By Katelyn Jacobson
A simple black-and-white photo can’t really do the Kresge Pride Festival and Parade justice, and only a rainbow could encompass the diversity of the 2008 campus-wide procession.
Watched over by a logo of last year’s colorful paint-by-numbers giraffe, vivid streamers and posters adorned walls and tents in anticipation of the march’s climactic conclusion at Kresge’s Lower Street quad. By the time the cheering mass wound its way to the last stop, the Pride Festival was in full swing, and participants found themselves circled by a variety of amusements including a cotton candy machine, tie-dye, barbecue, popcorn, and a bounce house.
Following in the wake of the recent California Supreme Court decision to recognize same-sex marriages, this year’s keynote speakers worked to incorporate themes of marriage and inclusion into the celebratory event.
“The decision was great. And I tell you I partied that night, and I partied some more, and I don’t want to give a cold shower but I don’t want us to think the battle is over. There’s still an incredible amount of work to do,” said Reverend Deborah L. Johnson, president and founder of both the Motivational Institute and Inner Light Ministries.

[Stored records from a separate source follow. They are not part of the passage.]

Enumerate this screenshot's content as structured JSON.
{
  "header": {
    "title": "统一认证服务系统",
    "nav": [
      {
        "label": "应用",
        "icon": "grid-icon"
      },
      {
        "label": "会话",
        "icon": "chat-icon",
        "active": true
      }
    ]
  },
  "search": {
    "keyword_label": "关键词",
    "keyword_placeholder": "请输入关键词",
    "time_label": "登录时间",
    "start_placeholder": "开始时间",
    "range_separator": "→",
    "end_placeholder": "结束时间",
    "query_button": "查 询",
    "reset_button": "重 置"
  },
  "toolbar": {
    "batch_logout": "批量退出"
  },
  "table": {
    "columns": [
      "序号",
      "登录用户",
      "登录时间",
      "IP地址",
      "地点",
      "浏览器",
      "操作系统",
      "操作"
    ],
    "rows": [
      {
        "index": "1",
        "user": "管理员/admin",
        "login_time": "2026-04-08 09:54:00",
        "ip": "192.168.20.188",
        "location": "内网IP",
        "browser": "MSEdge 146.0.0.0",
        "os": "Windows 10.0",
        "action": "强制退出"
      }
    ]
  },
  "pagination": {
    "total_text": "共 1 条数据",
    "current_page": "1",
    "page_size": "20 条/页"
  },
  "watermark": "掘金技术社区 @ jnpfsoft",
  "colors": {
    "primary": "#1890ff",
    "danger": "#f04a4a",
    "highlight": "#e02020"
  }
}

For about 20 minutes her bold voice rang through Kresge College, echoing around the courtyard and reverberating around the streamer-laden tables and tents.
Despite the latest achievements in the area of Gay, Lesbian, Bisexual, Transgender (GLBT) rights, Johnson was concerned about the change of focus taking place in the movement, and called for a return to liberation and a radical break from a system based on constructs and inequality.
“We don’t need to join something that we already know is broken in so many places,” Johnson said. “We need to bring something new to the table, and transform not only our own relationships, but the whole institution of marriage itself. The institution of marriage does not promote equality anywhere on the planet.”
Johnson discouraged an equality tailored specifically for the GLBT movement, and said the main question should be how universal issues are dealt with in different communities. In Johnson’s eyes, the push for gay rights has become too exclusive, and she stated that it is never enough to fight for the issues of one single group.
“I have been an activist all my life, and there are not gay issues, there are issues and the way in which these issues impact different people,” Johnson said. “You have issues like health, like immigration, like equal access, like political participation, like recognition, like visibility, like respect. Those are basic issues. There’s nothing gay about these issues. And if you are too busy and have a narrow-minded focus, only looking to see how those issues impact a narrowly defined cultural demographic, you’re going to miss the whole thing.”
Back on the other side of campus, a resident assistant who wished to remain anonymous was having similar thoughts, but felt that the extreme visibility of a parade could reflect unfavorably on the mission for equality.
“You can ask to be tolerated, but demanding full acceptance by saying ‘we’re just like you’ and then having parades differentiating you from everyone else seems like it could be counterproductive,” she told City on a Hill Press after the march had snaked through the Cowell apartments.
She shared her feelings about the events showcasing what is for her, a very personal aspect of life, though still emphasizing support for the accomplishments and ideals of the movement.
“I just don’t want people to go up to me and expect me to participate in gay pride parades and be all about my sexuality when that’s a small part of who I am,” she said. “And I don’t like when people believe all gay people think their sexuality is the most important part of them.”
Pride organizers Nicolas Archer and Lauren Swanson cited the visibility gained by the march and festival as the number-one goal of the event, in order to show queer and questioning people that they are part of a community, and to let everyone know that there are loving and supportive people out there.
“It’s a long march, but you know, it’s having people wake up Saturday morning to a gay pride march when they themselves would never have gone down to it,” Archer said. “We’re bringing the message home, and showing that this campus is a campus about everybody’s issues.”